After getting involved as a volunteer with her local Ice Age Trail Alliance chapter, Pat was drawn to the diverse terrain and wide-open space to explore. She began section hiking the Trail in 2004 and completed every last mile on foot in a little over a year, becoming the 23rd person to complete the thousand-mile endeavor. This was an aggressive achievement for a full-time teacher and mother of four. The only logistical support she had was from her family, otherwise, Pat was alone on the trail. As an ultra-runner and mother of two small children I was impressed by Pat’s willingness to forge a new path and unusual adventure for herself. Her quick optimism and the way she laughed off the adversity she met along the way showed me the drive to immerse ourselves in nature transcends gender and generations.
REI, in July of 2017, launched a comprehensive effort to advance gender equality in the outdoors, with the goal of encouraging its members to embrace the outdoors as the “world’s largest playing field.” Pat demonstrates what gender equality in the outdoors looks like when a woman commits to getting outside, being involved, and pursuing a new found passion with boundless spirit.
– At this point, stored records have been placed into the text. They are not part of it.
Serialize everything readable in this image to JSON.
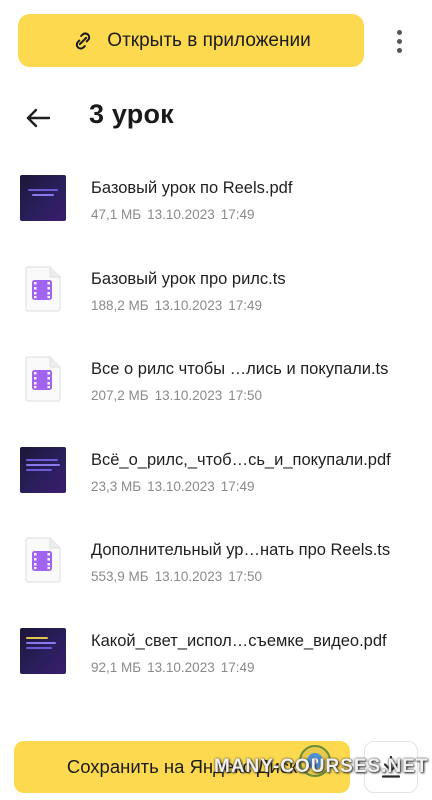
{
  "colors": {
    "accent": "#fcd94f",
    "file_icon_purple": "#a264f0",
    "meta_gray": "#8a8a8a"
  },
  "top_bar": {
    "open_app_label": "Открыть в приложении",
    "open_app_icon": "link-icon",
    "more_icon": "more-vertical-icon"
  },
  "header": {
    "back_icon": "arrow-left-icon",
    "title": "3 урок"
  },
  "files": [
    {
      "type": "pdf",
      "name": "Базовый урок по Reels.pdf",
      "size": "47,1 МБ",
      "date": "13.10.2023",
      "time": "17:49"
    },
    {
      "type": "video",
      "name": "Базовый урок про рилс.ts",
      "size": "188,2 МБ",
      "date": "13.10.2023",
      "time": "17:49"
    },
    {
      "type": "video",
      "name": "Все о рилс чтобы …лись и покупали.ts",
      "size": "207,2 МБ",
      "date": "13.10.2023",
      "time": "17:50"
    },
    {
      "type": "pdf",
      "name": "Всё_о_рилс,_чтоб…сь_и_покупали.pdf",
      "size": "23,3 МБ",
      "date": "13.10.2023",
      "time": "17:49"
    },
    {
      "type": "video",
      "name": "Дополнительный ур…нать про Reels.ts",
      "size": "553,9 МБ",
      "date": "13.10.2023",
      "time": "17:50"
    },
    {
      "type": "pdf",
      "name": "Какой_свет_испол…съемке_видео.pdf",
      "size": "92,1 МБ",
      "date": "13.10.2023",
      "time": "17:49"
    }
  ],
  "bottom_bar": {
    "save_label": "Сохранить на Яндекс Диск",
    "download_icon": "download-icon"
  },
  "watermark": {
    "text": "MANY-COURSES.NET"
  }
}
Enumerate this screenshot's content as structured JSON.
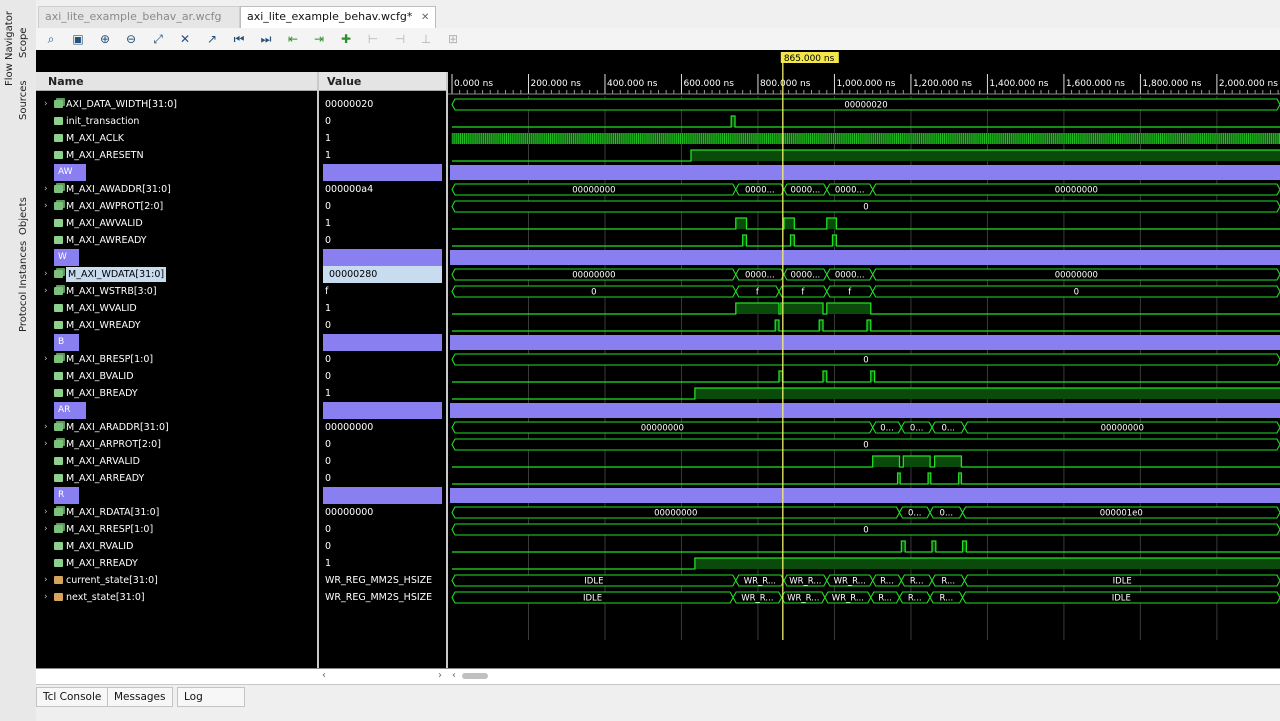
{
  "sidebar": {
    "tabs": [
      "Flow Navigator",
      "Scope",
      "Sources",
      "Objects",
      "Protocol Instances"
    ]
  },
  "tabs": [
    {
      "label": "axi_lite_example_behav_ar.wcfg",
      "active": false
    },
    {
      "label": "axi_lite_example_behav.wcfg*",
      "active": true
    }
  ],
  "toolbar": {
    "icons": [
      "search-icon",
      "save-icon",
      "zoom-in-icon",
      "zoom-out-icon",
      "zoom-fit-icon",
      "cursor-to-zero-icon",
      "go-to-cursor-icon",
      "go-to-start-icon",
      "go-to-end-icon",
      "previous-transition-icon",
      "next-transition-icon",
      "add-marker-icon",
      "previous-marker-icon",
      "next-marker-icon",
      "swap-cursors-icon",
      "snap-icon"
    ]
  },
  "columns": {
    "name": "Name",
    "value": "Value"
  },
  "cursor": {
    "label": "865.000 ns",
    "time_ns": 865
  },
  "timeline": {
    "ticks": [
      "0.000 ns",
      "200.000 ns",
      "400.000 ns",
      "600.000 ns",
      "800.000 ns",
      "1,000.000 ns",
      "1,200.000 ns",
      "1,400.000 ns",
      "1,600.000 ns",
      "1,800.000 ns",
      "2,000.000 ns"
    ],
    "range_ns": [
      0,
      2165
    ]
  },
  "signals": [
    {
      "name": "AXI_DATA_WIDTH[31:0]",
      "value": "00000020",
      "kind": "bus",
      "expand": true,
      "wave": {
        "type": "bus",
        "segments": [
          [
            0,
            2165,
            "00000020"
          ]
        ]
      }
    },
    {
      "name": "init_transaction",
      "value": "0",
      "kind": "bit",
      "wave": {
        "type": "bit",
        "init": 0,
        "edges": [
          [
            730,
            1
          ],
          [
            740,
            0
          ]
        ]
      }
    },
    {
      "name": "M_AXI_ACLK",
      "value": "1",
      "kind": "bit",
      "wave": {
        "type": "clock",
        "period": 10
      }
    },
    {
      "name": "M_AXI_ARESETN",
      "value": "1",
      "kind": "bit",
      "wave": {
        "type": "bit",
        "init": 0,
        "edges": [
          [
            625,
            1
          ]
        ]
      }
    },
    {
      "name": "AW",
      "kind": "group"
    },
    {
      "name": "M_AXI_AWADDR[31:0]",
      "value": "000000a4",
      "kind": "bus",
      "expand": true,
      "wave": {
        "type": "bus",
        "segments": [
          [
            0,
            742,
            "00000000"
          ],
          [
            742,
            868,
            "0000..."
          ],
          [
            868,
            980,
            "0000..."
          ],
          [
            980,
            1100,
            "0000..."
          ],
          [
            1100,
            2165,
            "00000000"
          ]
        ]
      }
    },
    {
      "name": "M_AXI_AWPROT[2:0]",
      "value": "0",
      "kind": "bus",
      "expand": true,
      "wave": {
        "type": "bus",
        "segments": [
          [
            0,
            2165,
            "0"
          ]
        ]
      }
    },
    {
      "name": "M_AXI_AWVALID",
      "value": "1",
      "kind": "bit",
      "wave": {
        "type": "bit",
        "init": 0,
        "edges": [
          [
            742,
            1
          ],
          [
            770,
            0
          ],
          [
            868,
            1
          ],
          [
            895,
            0
          ],
          [
            980,
            1
          ],
          [
            1005,
            0
          ]
        ]
      }
    },
    {
      "name": "M_AXI_AWREADY",
      "value": "0",
      "kind": "bit",
      "wave": {
        "type": "bit",
        "init": 0,
        "edges": [
          [
            760,
            1
          ],
          [
            770,
            0
          ],
          [
            885,
            1
          ],
          [
            895,
            0
          ],
          [
            995,
            1
          ],
          [
            1005,
            0
          ]
        ]
      }
    },
    {
      "name": "W",
      "kind": "group"
    },
    {
      "name": "M_AXI_WDATA[31:0]",
      "value": "00000280",
      "kind": "bus",
      "expand": true,
      "selected": true,
      "wave": {
        "type": "bus",
        "segments": [
          [
            0,
            742,
            "00000000"
          ],
          [
            742,
            868,
            "0000..."
          ],
          [
            868,
            980,
            "0000..."
          ],
          [
            980,
            1100,
            "0000..."
          ],
          [
            1100,
            2165,
            "00000000"
          ]
        ]
      }
    },
    {
      "name": "M_AXI_WSTRB[3:0]",
      "value": "f",
      "kind": "bus",
      "expand": true,
      "wave": {
        "type": "bus",
        "segments": [
          [
            0,
            742,
            "0"
          ],
          [
            742,
            855,
            "f"
          ],
          [
            855,
            980,
            "f"
          ],
          [
            980,
            1100,
            "f"
          ],
          [
            1100,
            2165,
            "0"
          ]
        ]
      }
    },
    {
      "name": "M_AXI_WVALID",
      "value": "1",
      "kind": "bit",
      "wave": {
        "type": "bit",
        "init": 0,
        "edges": [
          [
            742,
            1
          ],
          [
            855,
            0
          ],
          [
            860,
            1
          ],
          [
            970,
            0
          ],
          [
            980,
            1
          ],
          [
            1095,
            0
          ]
        ]
      }
    },
    {
      "name": "M_AXI_WREADY",
      "value": "0",
      "kind": "bit",
      "wave": {
        "type": "bit",
        "init": 0,
        "edges": [
          [
            845,
            1
          ],
          [
            855,
            0
          ],
          [
            960,
            1
          ],
          [
            970,
            0
          ],
          [
            1085,
            1
          ],
          [
            1095,
            0
          ]
        ]
      }
    },
    {
      "name": "B",
      "kind": "group"
    },
    {
      "name": "M_AXI_BRESP[1:0]",
      "value": "0",
      "kind": "bus",
      "expand": true,
      "wave": {
        "type": "bus",
        "segments": [
          [
            0,
            2165,
            "0"
          ]
        ]
      }
    },
    {
      "name": "M_AXI_BVALID",
      "value": "0",
      "kind": "bit",
      "wave": {
        "type": "bit",
        "init": 0,
        "edges": [
          [
            855,
            1
          ],
          [
            865,
            0
          ],
          [
            970,
            1
          ],
          [
            980,
            0
          ],
          [
            1095,
            1
          ],
          [
            1105,
            0
          ]
        ]
      }
    },
    {
      "name": "M_AXI_BREADY",
      "value": "1",
      "kind": "bit",
      "wave": {
        "type": "bit",
        "init": 0,
        "edges": [
          [
            635,
            1
          ]
        ]
      }
    },
    {
      "name": "AR",
      "kind": "group"
    },
    {
      "name": "M_AXI_ARADDR[31:0]",
      "value": "00000000",
      "kind": "bus",
      "expand": true,
      "wave": {
        "type": "bus",
        "segments": [
          [
            0,
            1100,
            "00000000"
          ],
          [
            1100,
            1175,
            "0..."
          ],
          [
            1175,
            1255,
            "0..."
          ],
          [
            1255,
            1340,
            "0..."
          ],
          [
            1340,
            2165,
            "00000000"
          ]
        ]
      }
    },
    {
      "name": "M_AXI_ARPROT[2:0]",
      "value": "0",
      "kind": "bus",
      "expand": true,
      "wave": {
        "type": "bus",
        "segments": [
          [
            0,
            2165,
            "0"
          ]
        ]
      }
    },
    {
      "name": "M_AXI_ARVALID",
      "value": "0",
      "kind": "bit",
      "wave": {
        "type": "bit",
        "init": 0,
        "edges": [
          [
            1100,
            1
          ],
          [
            1170,
            0
          ],
          [
            1180,
            1
          ],
          [
            1250,
            0
          ],
          [
            1262,
            1
          ],
          [
            1332,
            0
          ]
        ]
      }
    },
    {
      "name": "M_AXI_ARREADY",
      "value": "0",
      "kind": "bit",
      "wave": {
        "type": "bit",
        "init": 0,
        "edges": [
          [
            1165,
            1
          ],
          [
            1172,
            0
          ],
          [
            1245,
            1
          ],
          [
            1252,
            0
          ],
          [
            1325,
            1
          ],
          [
            1332,
            0
          ]
        ]
      }
    },
    {
      "name": "R",
      "kind": "group"
    },
    {
      "name": "M_AXI_RDATA[31:0]",
      "value": "00000000",
      "kind": "bus",
      "expand": true,
      "wave": {
        "type": "bus",
        "segments": [
          [
            0,
            1170,
            "00000000"
          ],
          [
            1170,
            1250,
            "0..."
          ],
          [
            1250,
            1335,
            "0..."
          ],
          [
            1335,
            2165,
            "000001e0"
          ]
        ]
      }
    },
    {
      "name": "M_AXI_RRESP[1:0]",
      "value": "0",
      "kind": "bus",
      "expand": true,
      "wave": {
        "type": "bus",
        "segments": [
          [
            0,
            2165,
            "0"
          ]
        ]
      }
    },
    {
      "name": "M_AXI_RVALID",
      "value": "0",
      "kind": "bit",
      "wave": {
        "type": "bit",
        "init": 0,
        "edges": [
          [
            1175,
            1
          ],
          [
            1185,
            0
          ],
          [
            1255,
            1
          ],
          [
            1265,
            0
          ],
          [
            1335,
            1
          ],
          [
            1345,
            0
          ]
        ]
      }
    },
    {
      "name": "M_AXI_RREADY",
      "value": "1",
      "kind": "bit",
      "wave": {
        "type": "bit",
        "init": 0,
        "edges": [
          [
            635,
            1
          ]
        ]
      }
    },
    {
      "name": "current_state[31:0]",
      "value": "WR_REG_MM2S_HSIZE",
      "kind": "state",
      "expand": true,
      "wave": {
        "type": "bus",
        "segments": [
          [
            0,
            742,
            "IDLE"
          ],
          [
            742,
            868,
            "WR_R..."
          ],
          [
            868,
            980,
            "WR_R..."
          ],
          [
            980,
            1100,
            "WR_R..."
          ],
          [
            1100,
            1175,
            "R..."
          ],
          [
            1175,
            1255,
            "R..."
          ],
          [
            1255,
            1340,
            "R..."
          ],
          [
            1340,
            2165,
            "IDLE"
          ]
        ]
      }
    },
    {
      "name": "next_state[31:0]",
      "value": "WR_REG_MM2S_HSIZE",
      "kind": "state",
      "expand": true,
      "wave": {
        "type": "bus",
        "segments": [
          [
            0,
            735,
            "IDLE"
          ],
          [
            735,
            862,
            "WR_R..."
          ],
          [
            862,
            975,
            "WR_R..."
          ],
          [
            975,
            1095,
            "WR_R..."
          ],
          [
            1095,
            1170,
            "R..."
          ],
          [
            1170,
            1250,
            "R..."
          ],
          [
            1250,
            1335,
            "R..."
          ],
          [
            1335,
            2165,
            "IDLE"
          ]
        ]
      }
    }
  ],
  "bottom_tabs": [
    "Tcl Console",
    "Messages",
    "Log"
  ],
  "colors": {
    "wave": "#22e022",
    "bus_fill": "#0a4a0a",
    "group": "#8a7ff0",
    "cursor": "#f0f070",
    "cursor_label_bg": "#f2e64a",
    "clock": "#22c822"
  }
}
Positive role models like Pat inspire us to follow her footsteps into natural, outdoor spaces so we, too, can explore the most-wild versions of ourselves.
In 2008, Pat earned her Ice Age Trail Alliance Mobile Skills Crew Leader certification. This enabled her to take on new leadership roles managing maintenance and creating new sections of trail. Pat and her crews build boardwalks, natural retaining walls, eradicate invasive species, and lay down hundreds of feet of new tread. Pat’s work has been acknowledged nationally by the National Park Service. In 2015 she was awarded the President’s Lifetime Achievement Award for completing 4,000 hours of volunteer service. This year the Ice Age Trail Alliance presented Pat with the highest honor, the Spirit Stick Award, a traveling trophy awarded to one inspiring, stand-out volunteer each year.
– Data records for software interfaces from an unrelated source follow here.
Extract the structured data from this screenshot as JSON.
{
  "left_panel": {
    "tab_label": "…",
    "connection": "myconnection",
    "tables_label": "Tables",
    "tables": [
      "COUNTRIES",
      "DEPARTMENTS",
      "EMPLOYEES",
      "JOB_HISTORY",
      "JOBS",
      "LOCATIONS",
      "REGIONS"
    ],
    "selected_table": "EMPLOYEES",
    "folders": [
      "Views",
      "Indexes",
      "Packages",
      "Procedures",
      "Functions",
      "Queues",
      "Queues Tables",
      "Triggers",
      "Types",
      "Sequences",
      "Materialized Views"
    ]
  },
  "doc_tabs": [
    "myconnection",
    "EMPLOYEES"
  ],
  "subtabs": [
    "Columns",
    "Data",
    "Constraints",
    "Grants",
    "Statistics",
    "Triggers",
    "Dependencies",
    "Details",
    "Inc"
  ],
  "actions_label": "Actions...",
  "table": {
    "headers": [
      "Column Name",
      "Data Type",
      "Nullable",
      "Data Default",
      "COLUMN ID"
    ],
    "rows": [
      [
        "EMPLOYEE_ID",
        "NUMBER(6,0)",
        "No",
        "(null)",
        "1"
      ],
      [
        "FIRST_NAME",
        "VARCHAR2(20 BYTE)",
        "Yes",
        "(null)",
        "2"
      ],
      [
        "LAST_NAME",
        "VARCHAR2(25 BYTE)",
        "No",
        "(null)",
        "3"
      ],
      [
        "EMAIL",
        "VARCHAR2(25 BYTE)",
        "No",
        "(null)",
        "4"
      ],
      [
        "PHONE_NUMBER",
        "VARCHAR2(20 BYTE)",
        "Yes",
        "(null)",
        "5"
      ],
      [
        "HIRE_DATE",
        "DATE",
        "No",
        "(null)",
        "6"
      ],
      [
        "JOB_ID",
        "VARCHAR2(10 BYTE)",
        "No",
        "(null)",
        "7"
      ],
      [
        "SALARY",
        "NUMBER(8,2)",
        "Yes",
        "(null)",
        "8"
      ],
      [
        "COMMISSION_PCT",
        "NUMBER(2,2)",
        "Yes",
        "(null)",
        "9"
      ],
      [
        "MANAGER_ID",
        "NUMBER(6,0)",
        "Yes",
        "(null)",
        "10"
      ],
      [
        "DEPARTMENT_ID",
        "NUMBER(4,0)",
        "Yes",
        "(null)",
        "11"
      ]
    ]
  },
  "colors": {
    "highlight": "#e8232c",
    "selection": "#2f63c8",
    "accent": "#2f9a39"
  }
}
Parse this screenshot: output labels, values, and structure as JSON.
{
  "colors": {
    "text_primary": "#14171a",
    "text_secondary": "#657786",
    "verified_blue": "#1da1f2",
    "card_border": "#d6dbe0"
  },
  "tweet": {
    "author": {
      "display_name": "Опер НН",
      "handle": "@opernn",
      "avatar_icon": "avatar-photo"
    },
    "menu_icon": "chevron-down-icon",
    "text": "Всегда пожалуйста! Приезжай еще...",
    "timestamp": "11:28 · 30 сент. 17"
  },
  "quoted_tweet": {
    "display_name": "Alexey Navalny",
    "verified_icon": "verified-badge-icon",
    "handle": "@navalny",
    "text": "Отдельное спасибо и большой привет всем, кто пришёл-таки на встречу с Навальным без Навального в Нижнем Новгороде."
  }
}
My running often takes me through the steep, wooded trails and pristine prairies of the Devil’s Lake Segment where I regularly experience the awe of the work it takes to maintain these public spaces. Every log I leap over will be cleared by a volunteer team and all of the neatly trimmed grass underfoot has been mowed by a trail community member. The health and life of the Ice Age Trail relies on the dedication and skills of volunteers like Pat. Not only does she spend time behind a DR mower, she also established a group called the Blazin’ Babes who are responsible for keeping the iconic yellow Ice Age Trail blazes fresh on trees and posts, as well as keeping trail signage current. This spunky group of women travels around the state hiking segments of the Trail in their spirited volunteer effort.
As women, we are a minority in the trail community. To be alone in the woods hiking, running, or improving the trails, is a relatively new frontier, one we must continue to forge. Our male comrades have been hiking vast distances, building trails, and running wild through the forest alone for millennia – and we have revered them for their brawny efforts. Now it’s time for women of all ages to fire up our chain saws, lace up our hiking boots and take the forest by storm to soak in the deep fulfilment the trail has to offer. Women like Pat show us there are no boundaries for our adventurous ambitions. When I marveled at the amount of hard work she puts into the Ice Age Trail she said I wouldn’t do it if it wasn’t fun.
Jonnah Perkins is a competitive ultra distance trail runner and lives in Blue Mounds, WI with her husband and two small children. She also helps manage her family’s large CSA farm, Vermont Valley Community Farm, LLC. Read more of her stories about life and running at https://theultrafarmer.com/